Credit: NIAIDKSHV-infected MC116 cell
Above: KSHV-infected MC116 cell expresses the EGFP reporter linked to a constitutive cellular promoter in both the latent and lytic phase and when treated with antibody against the B cell receptor is induced to enter lytic phases, as indicated by expression of the RFP reporter linked to a lytic phase promoter as well as the cell surface lytic phase K8.1A viral glycoprotein.
Dr. Berger earned his B.S. in chemistry from City College of the City University of New York in 1968. He received his Ph.D. in biochemistry and molecular biology in 1973 from Cornell University. He went on to do a postdoctoral fellowship in the department of genetics, biochemistry, and neurobiology at Stanford University School of Medicine from 1973 to 1976 and another fellowship in the department of cellular and developmental immunology at Scripps Clinical and Research Foundation from 1976 to 1977. He was a staff scientist with the Cell Biology Group at the Worcester Foundation for Experimental Biology, Shrewsbury, Massachusetts, from 1977 to 1987. He joined the Laboratory of Viral Diseases in 1987 and became chief of the Molecular Structure Section in 1995.

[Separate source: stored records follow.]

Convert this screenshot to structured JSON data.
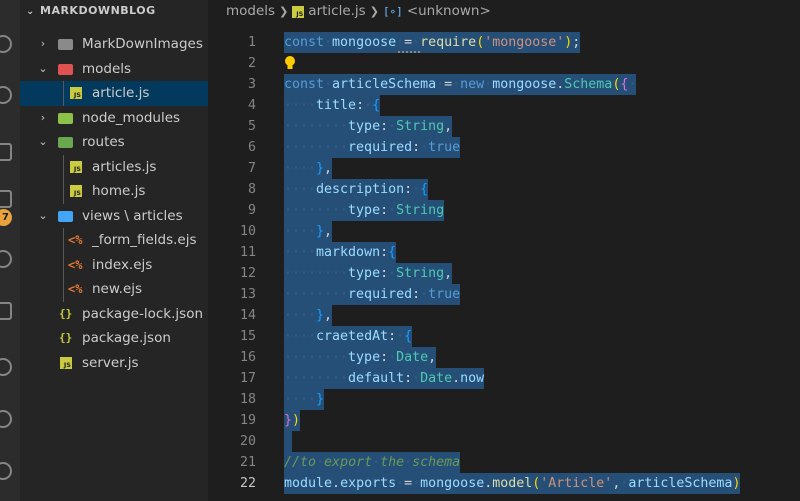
{
  "explorer": {
    "title": "MARKDOWNBLOG",
    "items": [
      {
        "label": "MarkDownImages"
      },
      {
        "label": "models"
      },
      {
        "label": "article.js"
      },
      {
        "label": "node_modules"
      },
      {
        "label": "routes"
      },
      {
        "label": "articles.js"
      },
      {
        "label": "home.js"
      },
      {
        "label": "views \\ articles"
      },
      {
        "label": "_form_fields.ejs"
      },
      {
        "label": "index.ejs"
      },
      {
        "label": "new.ejs"
      },
      {
        "label": "package-lock.json"
      },
      {
        "label": "package.json"
      },
      {
        "label": "server.js"
      }
    ]
  },
  "breadcrumb": {
    "folder": "models",
    "file": "article.js",
    "symbol": "<unknown>"
  },
  "activity": {
    "badge": "7"
  },
  "editor": {
    "line_numbers": [
      "1",
      "2",
      "3",
      "4",
      "5",
      "6",
      "7",
      "8",
      "9",
      "10",
      "11",
      "12",
      "13",
      "14",
      "15",
      "16",
      "17",
      "18",
      "19",
      "20",
      "21",
      "22"
    ],
    "current_line": "22"
  },
  "colors": {
    "selection": "#264f78",
    "sidebar_selected": "#04395e",
    "keyword": "#569cd6",
    "string": "#ce9178",
    "function": "#dcdcaa",
    "class": "#4ec9b0",
    "property": "#9cdcfe",
    "comment": "#6a9955"
  }
}
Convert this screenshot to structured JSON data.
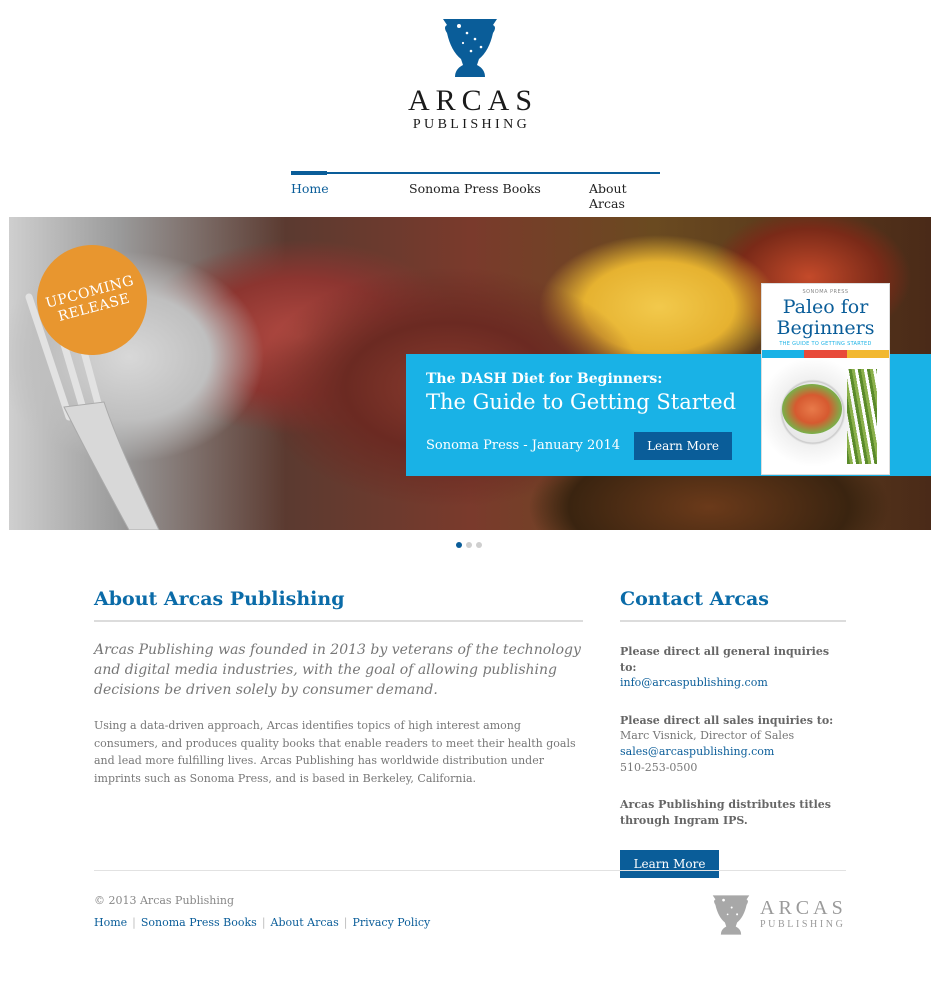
{
  "brand": {
    "name": "ARCAS",
    "sub": "PUBLISHING",
    "primary_color": "#0a5d99",
    "accent_color": "#19b2e6",
    "badge_color": "#e8962f",
    "logo_icon": "urn-icon"
  },
  "nav": {
    "items": [
      {
        "label": "Home",
        "active": true
      },
      {
        "label": "Sonoma Press Books",
        "active": false
      },
      {
        "label": "About Arcas",
        "active": false
      }
    ]
  },
  "hero": {
    "badge_line1": "UPCOMING",
    "badge_line2": "RELEASE",
    "kicker": "The DASH Diet for Beginners:",
    "title": "The Guide to Getting Started",
    "meta": "Sonoma Press - January 2014",
    "button": "Learn More",
    "book": {
      "press": "SONOMA PRESS",
      "title_line1": "Paleo for",
      "title_line2": "Beginners",
      "subtitle": "THE GUIDE TO GETTING STARTED"
    },
    "slides": 3,
    "active_slide": 1
  },
  "about": {
    "heading": "About Arcas Publishing",
    "lead": "Arcas Publishing was founded in 2013 by veterans of the technology and digital media industries, with the goal of allowing publishing decisions be driven solely by consumer demand.",
    "body": "Using a data-driven approach, Arcas identifies topics of high interest among consumers, and produces quality books that enable readers to meet their health goals and lead more fulfilling lives. Arcas Publishing has worldwide distribution under imprints such as Sonoma Press, and is based in Berkeley, California."
  },
  "contact": {
    "heading": "Contact Arcas",
    "general_label": "Please direct all general inquiries to:",
    "general_email": "info@arcaspublishing.com",
    "sales_label": "Please direct all sales inquiries to:",
    "sales_name": "Marc Visnick, Director of Sales",
    "sales_email": "sales@arcaspublishing.com",
    "sales_phone": "510-253-0500",
    "distribution": "Arcas Publishing distributes titles through Ingram IPS.",
    "button": "Learn More"
  },
  "footer": {
    "copyright": "© 2013 Arcas Publishing",
    "links": [
      "Home",
      "Sonoma Press Books",
      "About Arcas",
      "Privacy Policy"
    ],
    "logo_word": "ARCAS",
    "logo_sub": "PUBLISHING"
  }
}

American Association for the Advancement of Science 2012; Pillars of Immunology 2011; American Academy of Microbiology Fellow 2009; Bernard Fields Memorial Lectureship, CROI 2007;1st NIH World AIDS Day Award 2006; ISI Highly Cited Researcher, Breakthrough of the Year, Science 1996; AAAS-Newcomb Cleveland Prize 1997; Great Experiments; Kenneth Fong/Clontech Award; Novartis-Drew Award for Biomedical Science; Damon Runyon-Walter Winchell Foundation Most Prominent Alumni; AMA/NIAID Nathan Davis Award; NIH Outstanding Contributions to Education of Postbaccalaureate Trainees; Norman P Salzman Memorial Mentor Award in Virology, Honorable Mention
National Institutes of Health Interest Group Memberships
Virology Interest Group, Immunology Interest Group, Antibody Interest Group, Viral Hepatitis Interest Group
Ghanem MH, Bolivar-Wagers S, Dey B, Hajduczki A, Vargas-Inchaustegui DA, Danielson DT, Bundoc V, Liu L, Berger EA. Bispecific chimeric antigen receptors targeting the CD4 binding site and high-mannose Glycans of gp120 optimized for anti-human immunodeficiency virus potency and breadth with minimal immunogenicity. Cytotherapy. 2018;20(3):407-419.
Haran KP, Hajduczki A, Pampusch MS, Mwakalundwa G, Vargas-Inchaustegui DA, Rakasz EG, Connick E, Berger EA, Skinner PJ. Simian Immunodeficiency Virus (SIV)-Specific Chimeric Antigen Receptor-T Cells Engineered to Target B Cell Follicles and Suppress SIV Replication. Front Immunol. 2018;9:492.
Liu L, Patel B, Ghanem MH, Bundoc V, Zheng Z, Morgan RA, Rosenberg SA, Dey B, Berger EA. Novel CD4-Based Bispecific Chimeric Antigen Receptor Designed for Enhanced Anti-HIV Potency and Absence of HIV Entry Receptor Activity. J Virol. 2015;89(13):6685-94.
Dollery SJ, Santiago-Crespo RJ, Kardava L, Moir S, Berger EA. Efficient infection of a human B cell line with cell-free Kaposi's sarcoma-associated herpesvirus. J Virol. 2014;88(3):1748-57.
Feng Y, Broder CC, Kennedy PE, Berger EA. Pillars article: HIV-1 entry cofactor: functional cDNA cloning of a seven-transmembrane, G protein-coupled receptor. Science. 1996. 272: 872-877. J Immunol. 2011;186(11):6076-81.
Related Scientific Focus Areas
Microbiology and Infectious Diseases
Molecular Biology and Biochemistry
This page was last updated on September 23rd, 2019